• **Exercise instructions**
The number of lines below that contain the word "headline" is all that the answer should hold.

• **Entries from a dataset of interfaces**
=====
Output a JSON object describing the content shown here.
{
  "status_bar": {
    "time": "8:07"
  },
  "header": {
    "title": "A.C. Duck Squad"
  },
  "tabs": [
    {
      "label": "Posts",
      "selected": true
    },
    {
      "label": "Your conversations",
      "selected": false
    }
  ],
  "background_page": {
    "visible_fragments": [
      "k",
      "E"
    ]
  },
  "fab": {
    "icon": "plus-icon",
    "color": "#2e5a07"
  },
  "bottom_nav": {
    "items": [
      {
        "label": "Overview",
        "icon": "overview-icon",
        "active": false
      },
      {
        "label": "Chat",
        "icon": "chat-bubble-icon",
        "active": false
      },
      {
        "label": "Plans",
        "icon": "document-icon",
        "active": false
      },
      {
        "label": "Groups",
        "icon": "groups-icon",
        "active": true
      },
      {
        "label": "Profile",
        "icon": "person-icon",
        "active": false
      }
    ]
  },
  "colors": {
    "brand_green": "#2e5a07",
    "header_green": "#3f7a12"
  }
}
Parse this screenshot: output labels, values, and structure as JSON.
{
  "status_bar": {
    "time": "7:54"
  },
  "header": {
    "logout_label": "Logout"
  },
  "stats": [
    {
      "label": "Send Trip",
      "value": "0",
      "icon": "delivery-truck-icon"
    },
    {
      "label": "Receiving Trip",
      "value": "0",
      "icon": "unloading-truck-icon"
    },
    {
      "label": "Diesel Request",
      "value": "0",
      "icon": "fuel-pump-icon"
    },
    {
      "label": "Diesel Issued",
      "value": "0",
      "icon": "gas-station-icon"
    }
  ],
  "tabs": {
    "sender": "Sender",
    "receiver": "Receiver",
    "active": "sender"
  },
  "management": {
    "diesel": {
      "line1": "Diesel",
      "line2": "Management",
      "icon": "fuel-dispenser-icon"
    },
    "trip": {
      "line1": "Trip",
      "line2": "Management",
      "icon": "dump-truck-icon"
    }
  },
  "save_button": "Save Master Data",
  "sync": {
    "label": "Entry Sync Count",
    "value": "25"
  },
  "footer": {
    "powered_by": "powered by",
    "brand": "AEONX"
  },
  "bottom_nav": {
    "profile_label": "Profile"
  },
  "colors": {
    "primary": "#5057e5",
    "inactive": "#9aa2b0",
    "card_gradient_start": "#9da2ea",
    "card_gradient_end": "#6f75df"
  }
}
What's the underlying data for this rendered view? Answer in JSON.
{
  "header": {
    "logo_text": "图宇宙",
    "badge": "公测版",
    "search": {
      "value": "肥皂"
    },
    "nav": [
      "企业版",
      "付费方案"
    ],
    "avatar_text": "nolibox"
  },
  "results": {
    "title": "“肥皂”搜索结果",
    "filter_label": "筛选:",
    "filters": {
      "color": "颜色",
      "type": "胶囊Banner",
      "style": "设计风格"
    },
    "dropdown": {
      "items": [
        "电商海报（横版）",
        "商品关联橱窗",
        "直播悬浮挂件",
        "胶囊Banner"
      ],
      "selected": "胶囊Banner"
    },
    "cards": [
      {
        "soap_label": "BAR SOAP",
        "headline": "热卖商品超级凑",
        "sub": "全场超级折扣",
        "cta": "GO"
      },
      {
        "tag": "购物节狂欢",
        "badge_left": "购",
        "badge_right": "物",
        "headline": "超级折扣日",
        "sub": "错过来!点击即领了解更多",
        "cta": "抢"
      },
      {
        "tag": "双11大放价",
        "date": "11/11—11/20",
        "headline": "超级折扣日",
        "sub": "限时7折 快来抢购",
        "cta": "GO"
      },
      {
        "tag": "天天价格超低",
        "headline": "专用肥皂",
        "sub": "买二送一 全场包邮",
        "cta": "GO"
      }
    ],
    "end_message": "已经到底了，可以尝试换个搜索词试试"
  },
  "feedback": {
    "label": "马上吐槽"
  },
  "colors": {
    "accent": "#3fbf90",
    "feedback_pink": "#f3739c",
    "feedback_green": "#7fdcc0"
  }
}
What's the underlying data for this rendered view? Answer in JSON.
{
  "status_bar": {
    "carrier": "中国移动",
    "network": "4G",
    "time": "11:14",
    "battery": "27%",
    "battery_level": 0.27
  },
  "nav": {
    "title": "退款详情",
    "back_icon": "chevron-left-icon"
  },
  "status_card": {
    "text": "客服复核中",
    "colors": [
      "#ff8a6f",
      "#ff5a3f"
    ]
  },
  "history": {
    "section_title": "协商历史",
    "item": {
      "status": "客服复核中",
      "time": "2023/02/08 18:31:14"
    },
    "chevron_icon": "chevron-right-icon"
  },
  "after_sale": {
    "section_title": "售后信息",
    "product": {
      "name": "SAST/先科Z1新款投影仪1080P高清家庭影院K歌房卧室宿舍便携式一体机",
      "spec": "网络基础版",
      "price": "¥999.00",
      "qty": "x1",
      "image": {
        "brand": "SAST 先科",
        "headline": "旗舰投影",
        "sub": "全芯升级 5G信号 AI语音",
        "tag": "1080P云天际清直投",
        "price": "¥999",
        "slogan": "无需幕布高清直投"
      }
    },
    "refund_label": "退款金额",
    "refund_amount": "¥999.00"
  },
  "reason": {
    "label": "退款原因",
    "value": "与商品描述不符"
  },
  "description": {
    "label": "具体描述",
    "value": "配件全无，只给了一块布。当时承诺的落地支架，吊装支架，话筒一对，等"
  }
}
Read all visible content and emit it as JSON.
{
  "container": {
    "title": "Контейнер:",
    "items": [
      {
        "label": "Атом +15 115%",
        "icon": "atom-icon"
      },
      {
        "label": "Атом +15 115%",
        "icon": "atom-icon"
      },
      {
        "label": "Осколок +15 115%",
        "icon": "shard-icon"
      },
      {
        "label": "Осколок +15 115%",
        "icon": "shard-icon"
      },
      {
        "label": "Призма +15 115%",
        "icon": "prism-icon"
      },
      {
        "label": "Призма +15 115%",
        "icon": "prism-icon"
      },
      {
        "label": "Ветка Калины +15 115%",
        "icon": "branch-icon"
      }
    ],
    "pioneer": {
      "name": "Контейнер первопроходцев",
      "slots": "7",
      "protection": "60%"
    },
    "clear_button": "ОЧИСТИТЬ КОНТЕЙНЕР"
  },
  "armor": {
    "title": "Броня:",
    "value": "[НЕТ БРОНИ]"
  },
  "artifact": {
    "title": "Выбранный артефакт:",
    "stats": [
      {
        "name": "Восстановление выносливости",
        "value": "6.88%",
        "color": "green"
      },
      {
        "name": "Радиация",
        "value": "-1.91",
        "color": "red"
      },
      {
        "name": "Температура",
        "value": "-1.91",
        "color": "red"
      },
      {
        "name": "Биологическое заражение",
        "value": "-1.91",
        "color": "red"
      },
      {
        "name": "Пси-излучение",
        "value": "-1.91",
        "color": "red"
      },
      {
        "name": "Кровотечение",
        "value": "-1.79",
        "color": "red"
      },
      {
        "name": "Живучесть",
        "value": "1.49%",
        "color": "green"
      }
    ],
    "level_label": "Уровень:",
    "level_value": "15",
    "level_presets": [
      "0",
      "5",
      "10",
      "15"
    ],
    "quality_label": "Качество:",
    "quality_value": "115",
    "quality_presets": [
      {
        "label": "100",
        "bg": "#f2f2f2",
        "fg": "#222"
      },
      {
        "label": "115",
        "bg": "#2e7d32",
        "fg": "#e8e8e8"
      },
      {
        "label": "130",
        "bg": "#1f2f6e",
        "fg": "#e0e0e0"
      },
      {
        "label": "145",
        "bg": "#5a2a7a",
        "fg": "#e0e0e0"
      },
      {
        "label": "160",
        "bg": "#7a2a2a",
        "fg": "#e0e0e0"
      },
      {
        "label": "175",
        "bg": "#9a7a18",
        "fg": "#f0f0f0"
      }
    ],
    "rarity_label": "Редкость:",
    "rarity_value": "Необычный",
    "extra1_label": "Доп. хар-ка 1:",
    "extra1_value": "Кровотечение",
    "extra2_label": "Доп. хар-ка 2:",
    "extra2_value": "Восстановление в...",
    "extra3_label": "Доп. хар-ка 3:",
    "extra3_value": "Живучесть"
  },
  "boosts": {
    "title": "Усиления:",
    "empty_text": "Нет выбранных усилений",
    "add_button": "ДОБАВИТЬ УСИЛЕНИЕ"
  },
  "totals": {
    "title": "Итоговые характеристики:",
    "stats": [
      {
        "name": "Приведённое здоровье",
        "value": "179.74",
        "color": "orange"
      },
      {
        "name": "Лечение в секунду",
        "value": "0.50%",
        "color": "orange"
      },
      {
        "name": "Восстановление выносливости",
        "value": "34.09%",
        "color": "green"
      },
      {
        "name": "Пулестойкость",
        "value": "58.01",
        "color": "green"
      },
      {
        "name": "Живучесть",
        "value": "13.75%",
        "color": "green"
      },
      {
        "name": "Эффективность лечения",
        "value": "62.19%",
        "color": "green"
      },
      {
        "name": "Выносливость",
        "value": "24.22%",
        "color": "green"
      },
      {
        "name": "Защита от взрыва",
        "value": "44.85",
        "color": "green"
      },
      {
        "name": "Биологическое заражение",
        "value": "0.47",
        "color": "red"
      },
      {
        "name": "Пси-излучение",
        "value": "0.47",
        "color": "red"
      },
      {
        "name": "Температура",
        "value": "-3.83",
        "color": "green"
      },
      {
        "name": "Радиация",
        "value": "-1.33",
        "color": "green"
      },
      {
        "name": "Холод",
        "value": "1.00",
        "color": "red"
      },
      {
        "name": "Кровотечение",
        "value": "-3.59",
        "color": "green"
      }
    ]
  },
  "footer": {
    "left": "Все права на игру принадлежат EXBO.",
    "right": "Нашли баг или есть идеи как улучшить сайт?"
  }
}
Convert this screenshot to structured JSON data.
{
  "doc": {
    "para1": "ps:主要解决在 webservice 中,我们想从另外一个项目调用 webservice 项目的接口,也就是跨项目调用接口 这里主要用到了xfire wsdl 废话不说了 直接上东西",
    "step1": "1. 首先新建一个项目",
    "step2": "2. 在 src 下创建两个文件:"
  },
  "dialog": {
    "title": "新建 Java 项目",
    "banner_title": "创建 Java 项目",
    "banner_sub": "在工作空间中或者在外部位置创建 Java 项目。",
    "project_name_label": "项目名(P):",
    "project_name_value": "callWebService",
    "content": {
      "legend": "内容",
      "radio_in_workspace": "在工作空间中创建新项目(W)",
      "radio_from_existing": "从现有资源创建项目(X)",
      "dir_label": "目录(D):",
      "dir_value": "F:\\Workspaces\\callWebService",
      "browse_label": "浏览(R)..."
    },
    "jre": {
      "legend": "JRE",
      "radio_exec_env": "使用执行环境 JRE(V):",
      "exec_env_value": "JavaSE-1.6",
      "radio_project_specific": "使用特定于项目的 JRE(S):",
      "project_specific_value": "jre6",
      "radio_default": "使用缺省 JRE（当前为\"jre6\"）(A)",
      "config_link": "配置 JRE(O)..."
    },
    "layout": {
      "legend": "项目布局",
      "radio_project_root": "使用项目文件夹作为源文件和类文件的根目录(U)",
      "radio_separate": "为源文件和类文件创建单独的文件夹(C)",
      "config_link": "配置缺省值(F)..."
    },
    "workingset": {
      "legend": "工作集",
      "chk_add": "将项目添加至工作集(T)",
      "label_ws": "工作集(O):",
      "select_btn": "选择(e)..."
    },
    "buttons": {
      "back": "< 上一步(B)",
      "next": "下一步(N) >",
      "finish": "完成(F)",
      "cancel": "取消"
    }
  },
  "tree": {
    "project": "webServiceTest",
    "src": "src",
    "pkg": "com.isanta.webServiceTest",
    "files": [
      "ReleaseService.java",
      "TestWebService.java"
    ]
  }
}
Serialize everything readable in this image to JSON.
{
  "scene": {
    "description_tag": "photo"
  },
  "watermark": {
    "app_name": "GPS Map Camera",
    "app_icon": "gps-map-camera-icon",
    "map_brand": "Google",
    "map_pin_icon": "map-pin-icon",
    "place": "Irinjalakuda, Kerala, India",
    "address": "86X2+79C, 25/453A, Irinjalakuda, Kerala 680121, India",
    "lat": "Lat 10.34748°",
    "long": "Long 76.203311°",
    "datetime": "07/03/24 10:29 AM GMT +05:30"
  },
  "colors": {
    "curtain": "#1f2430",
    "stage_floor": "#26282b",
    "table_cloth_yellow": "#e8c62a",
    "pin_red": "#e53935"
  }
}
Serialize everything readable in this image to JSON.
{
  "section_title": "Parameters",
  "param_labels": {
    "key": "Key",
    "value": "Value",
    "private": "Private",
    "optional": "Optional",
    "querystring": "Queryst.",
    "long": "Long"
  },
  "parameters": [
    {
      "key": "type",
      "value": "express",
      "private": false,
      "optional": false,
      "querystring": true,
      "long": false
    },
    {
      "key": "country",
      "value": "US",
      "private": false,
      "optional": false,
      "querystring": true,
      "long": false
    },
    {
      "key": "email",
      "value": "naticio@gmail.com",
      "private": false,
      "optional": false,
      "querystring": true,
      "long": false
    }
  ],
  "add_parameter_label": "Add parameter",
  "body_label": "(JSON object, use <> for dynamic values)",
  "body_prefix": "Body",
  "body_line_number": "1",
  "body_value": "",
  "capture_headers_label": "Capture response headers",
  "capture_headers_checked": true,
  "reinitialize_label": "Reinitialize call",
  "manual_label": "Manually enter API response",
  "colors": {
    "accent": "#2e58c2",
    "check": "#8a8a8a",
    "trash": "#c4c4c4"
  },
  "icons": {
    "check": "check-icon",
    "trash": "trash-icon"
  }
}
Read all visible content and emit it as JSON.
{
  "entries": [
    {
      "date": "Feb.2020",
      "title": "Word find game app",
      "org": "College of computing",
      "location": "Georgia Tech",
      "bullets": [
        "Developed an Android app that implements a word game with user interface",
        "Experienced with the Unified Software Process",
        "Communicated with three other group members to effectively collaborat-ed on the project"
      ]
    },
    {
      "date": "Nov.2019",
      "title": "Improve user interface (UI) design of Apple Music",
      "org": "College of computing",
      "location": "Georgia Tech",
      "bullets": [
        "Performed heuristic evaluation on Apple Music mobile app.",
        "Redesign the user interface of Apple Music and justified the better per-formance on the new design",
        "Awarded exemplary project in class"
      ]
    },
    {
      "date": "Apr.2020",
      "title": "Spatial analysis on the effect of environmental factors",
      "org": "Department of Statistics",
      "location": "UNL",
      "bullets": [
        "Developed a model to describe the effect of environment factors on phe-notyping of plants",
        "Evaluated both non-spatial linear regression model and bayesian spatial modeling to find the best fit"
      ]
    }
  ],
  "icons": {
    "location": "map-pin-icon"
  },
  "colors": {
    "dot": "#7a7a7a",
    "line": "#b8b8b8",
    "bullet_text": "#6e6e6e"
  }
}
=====
• **Answer to this problem**
5